What is lovely in this extension is the way it marries internal and external spaces. The outside space consists of a super courtyard where landscaper Paul Doyle gave Hall a few pointers. With a huge commercial-grade sliding door, the entire room opens to neat buxus bushes that have been perfectly clipped to defined shapes. This topiary continues down the garden, forming a boundary with a large lawn that leads to a second entertaining area with stables/outbuildings to the rear. Details such as Georgian-style windows at the end of the barn help to create cohesion between old and new.

Now the property has four reception rooms in the form of a drawingroom and an adjoining livingroom at hall level, with a drawingroom and diningroom in the extension that straddle a bespoke kitchen by Shiels and Co.

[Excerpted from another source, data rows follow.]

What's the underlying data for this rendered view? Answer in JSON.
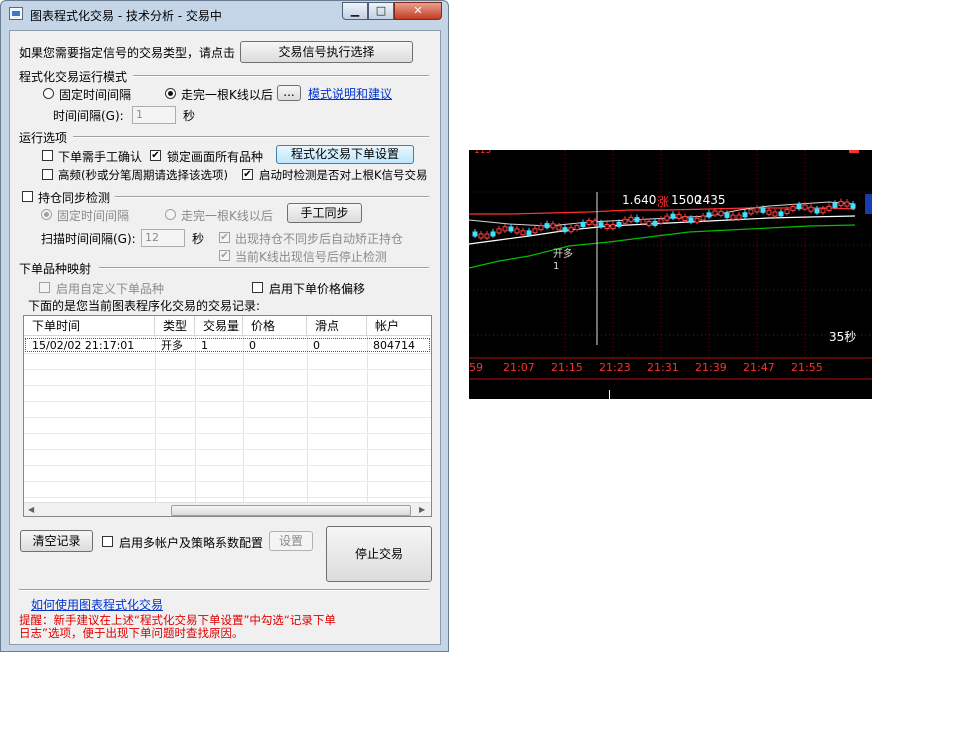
{
  "window": {
    "title": "图表程式化交易 - 技术分析 - 交易中",
    "minimize": "▁",
    "maximize": "□",
    "close": "✕"
  },
  "signal": {
    "prompt": "如果您需要指定信号的交易类型，请点击",
    "button": "交易信号执行选择"
  },
  "mode": {
    "group": "程式化交易运行模式",
    "fixed_interval": "固定时间间隔",
    "after_kline": "走完一根K线以后",
    "after_kline_selected": true,
    "more_button": "...",
    "help_link": "模式说明和建议",
    "interval_label": "时间间隔(G):",
    "interval_value": "1",
    "interval_unit": "秒"
  },
  "run": {
    "group": "运行选项",
    "manual_confirm": "下单需手工确认",
    "manual_confirm_checked": false,
    "lock_all": "锁定画面所有品种",
    "lock_all_checked": true,
    "order_settings_button": "程式化交易下单设置",
    "high_freq": "高频(秒或分笔周期请选择该选项)",
    "high_freq_checked": false,
    "check_on_start": "启动时检测是否对上根K信号交易",
    "check_on_start_checked": true
  },
  "position": {
    "group": "持仓同步检测",
    "group_checked": false,
    "fixed_interval": "固定时间间隔",
    "after_kline": "走完一根K线以后",
    "manual_sync": "手工同步",
    "scan_label": "扫描时间间隔(G):",
    "scan_value": "12",
    "scan_unit": "秒",
    "auto_fix": "出现持仓不同步后自动矫正持仓",
    "auto_fix_checked": true,
    "stop_check": "当前K线出现信号后停止检测",
    "stop_check_checked": true
  },
  "mapping": {
    "group": "下单品种映射",
    "custom": "启用自定义下单品种",
    "custom_checked": false,
    "price_offset": "启用下单价格偏移",
    "price_offset_checked": false
  },
  "records": {
    "caption": "下面的是您当前图表程序化交易的交易记录:",
    "columns": [
      "下单时间",
      "类型",
      "交易量",
      "价格",
      "滑点",
      "帐户"
    ],
    "rows": [
      [
        "15/02/02 21:17:01",
        "开多",
        "1",
        "0",
        "0",
        "804714"
      ]
    ]
  },
  "bottom": {
    "clear_button": "清空记录",
    "multi_account": "启用多帐户及策略系数配置",
    "multi_account_checked": false,
    "settings_button": "设置",
    "stop_button": "停止交易",
    "how_to_link": "如何使用图表程式化交易",
    "tip": "提醒：新手建议在上述“程式化交易下单设置”中勾选“记录下单日志”选项，便于出现下单问题时查找原因。"
  },
  "colors": {
    "tip_red": "#e00000",
    "link_blue": "#0033cc",
    "chart_bg": "#000000",
    "chart_red": "#ff3030"
  },
  "chart": {
    "price_label": "1.640",
    "up_label": "涨",
    "volume_label": "1500",
    "extra_label": "2435",
    "signal_label": "开多",
    "signal_qty": "1",
    "period_label": "35秒",
    "time_ticks": [
      "59",
      "21:07",
      "21:15",
      "21:23",
      "21:31",
      "21:39",
      "21:47",
      "21:55"
    ]
  }
}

A study lies at hall level along with the main bedroom, which has a large en suite, while three further bedrooms, a utility and storeroom (in the old coal hole) lie at garden level.

Rooms are decorated with pieces sourced in France and the UK, and give that sense of the “perfectly imperfect” style Hall likes to use. Advanced Joinery restored original windows that could be salvaged, while also taking templates for new models to replace those that were beyond saving. Wide-plank limed oak from Scotts Flooring was laid in the new extension and sits well with a mixture of original floorboards and polished travertine in the kitchen and hall.

With eyes on another project, Hall has listed her house on the market through Sherry FitzGerald, seeking €3.1 million. She will miss it for “its timeless feel, lovely scale and the fact that none of the rooms are overly large”. Solferino Lodge is within walking distance of some of the most popular private schools in Dublin, and just a two-minute walk from the Luas and a number of shops, where you can buy everything from home-made chocolates to designer attire.

Elizabeth Birdthistle

Elizabeth Birdthistle

Elizabeth Birdthistle, a contributor to The Irish Times, writes about property, fine arts, antiques and collectables